Reporting to work under the influence of alcohol is considered a serious breach of the employment contract, even if no express regulation on alcohol exists, cautions Lelley. At a minimum, employees who appear at all intoxicated can expect a strong warning from their employer and, in serious cases, termination of employment.
In Honduras, according to Handal, employers can administer breathalyzer tests in the workplace. Employees found to be intoxicated are prohibited from working and can be dismissed with cause such that the employer needs to pay only the employee’s accrued rights (i.e., proportional vacations, 13th month [Christmas bonus] and 14th month salaries).
Few events truly attract the attention of the globe quite like the World Cup. Employers, who, of course, are often World Cup fans themselves, can take proactive steps to ensure that the workplace remains safe and productive while satiating employee passions for the matches. Preparations in advance of the tournament are critical for businesses located in football-loving countries and for businesses with suppliers and facilities in those jurisdictions. By thinking strategically, the one-month championship tournament can serve as a team-building event, generating enjoyable chatter around the water cooler, without grinding the gears of productivity to a halt.
—By Cassia F. Pizzotti, The Employment Law Alliance
Cassia Pizzotti is the partner-in-charge of the labor consulting practice area at Demarest Advogados, which is based in the firm’s Sao Paulo office.
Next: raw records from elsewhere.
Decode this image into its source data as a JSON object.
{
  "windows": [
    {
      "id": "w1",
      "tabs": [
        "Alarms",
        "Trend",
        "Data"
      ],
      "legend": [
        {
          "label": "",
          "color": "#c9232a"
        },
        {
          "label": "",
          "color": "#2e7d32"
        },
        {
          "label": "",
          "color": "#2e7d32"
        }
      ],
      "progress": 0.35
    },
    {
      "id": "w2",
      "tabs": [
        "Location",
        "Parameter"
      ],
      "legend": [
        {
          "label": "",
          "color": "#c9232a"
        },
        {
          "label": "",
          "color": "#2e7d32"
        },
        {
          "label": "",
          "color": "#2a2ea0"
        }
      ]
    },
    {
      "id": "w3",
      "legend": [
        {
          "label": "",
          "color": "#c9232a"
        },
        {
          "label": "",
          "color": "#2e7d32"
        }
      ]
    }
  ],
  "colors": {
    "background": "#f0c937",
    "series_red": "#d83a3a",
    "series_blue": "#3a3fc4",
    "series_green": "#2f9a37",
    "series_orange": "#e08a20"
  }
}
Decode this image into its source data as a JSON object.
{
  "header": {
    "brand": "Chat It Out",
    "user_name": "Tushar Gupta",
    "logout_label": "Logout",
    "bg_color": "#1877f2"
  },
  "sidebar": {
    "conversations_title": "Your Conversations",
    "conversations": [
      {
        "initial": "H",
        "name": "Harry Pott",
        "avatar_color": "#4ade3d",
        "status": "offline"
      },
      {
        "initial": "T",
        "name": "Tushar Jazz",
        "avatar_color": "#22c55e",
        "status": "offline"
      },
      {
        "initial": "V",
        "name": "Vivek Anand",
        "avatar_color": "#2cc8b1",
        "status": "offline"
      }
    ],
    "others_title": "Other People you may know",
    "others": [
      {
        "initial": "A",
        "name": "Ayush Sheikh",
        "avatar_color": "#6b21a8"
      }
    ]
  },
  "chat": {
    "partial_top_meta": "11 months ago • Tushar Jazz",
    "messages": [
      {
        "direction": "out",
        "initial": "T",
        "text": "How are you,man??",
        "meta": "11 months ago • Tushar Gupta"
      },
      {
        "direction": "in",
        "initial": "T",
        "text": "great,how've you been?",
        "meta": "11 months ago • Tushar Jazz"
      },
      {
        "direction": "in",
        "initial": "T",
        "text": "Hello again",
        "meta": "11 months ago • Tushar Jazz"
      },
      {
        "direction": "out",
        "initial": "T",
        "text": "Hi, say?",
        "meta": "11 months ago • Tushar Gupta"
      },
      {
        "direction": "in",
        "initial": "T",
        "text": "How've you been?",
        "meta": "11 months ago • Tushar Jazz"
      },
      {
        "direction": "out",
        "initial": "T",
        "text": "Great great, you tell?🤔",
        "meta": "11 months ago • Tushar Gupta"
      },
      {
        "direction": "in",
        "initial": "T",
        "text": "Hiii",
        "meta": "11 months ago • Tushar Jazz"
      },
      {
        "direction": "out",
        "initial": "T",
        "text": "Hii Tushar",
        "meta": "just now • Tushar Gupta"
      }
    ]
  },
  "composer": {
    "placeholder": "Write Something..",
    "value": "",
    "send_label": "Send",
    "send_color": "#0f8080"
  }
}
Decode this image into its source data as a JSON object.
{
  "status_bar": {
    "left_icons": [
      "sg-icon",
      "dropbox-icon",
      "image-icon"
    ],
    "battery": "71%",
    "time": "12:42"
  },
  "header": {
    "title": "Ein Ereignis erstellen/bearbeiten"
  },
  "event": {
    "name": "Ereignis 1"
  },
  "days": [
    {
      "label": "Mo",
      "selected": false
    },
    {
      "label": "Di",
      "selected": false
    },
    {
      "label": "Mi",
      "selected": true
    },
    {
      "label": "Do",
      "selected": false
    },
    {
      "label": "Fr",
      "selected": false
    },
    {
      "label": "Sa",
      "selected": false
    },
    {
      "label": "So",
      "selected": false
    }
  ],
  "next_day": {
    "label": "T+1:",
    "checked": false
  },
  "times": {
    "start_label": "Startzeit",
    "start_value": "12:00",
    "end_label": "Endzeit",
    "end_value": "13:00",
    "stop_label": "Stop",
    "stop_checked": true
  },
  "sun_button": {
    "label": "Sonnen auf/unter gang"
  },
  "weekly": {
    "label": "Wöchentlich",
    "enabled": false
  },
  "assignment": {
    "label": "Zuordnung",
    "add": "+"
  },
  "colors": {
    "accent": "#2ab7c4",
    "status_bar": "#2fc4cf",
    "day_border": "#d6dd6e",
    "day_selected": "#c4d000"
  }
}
This piece was authored by members of the Employment Law Alliance.
Originally published on Law360, May 2, 2014. Posted with permission.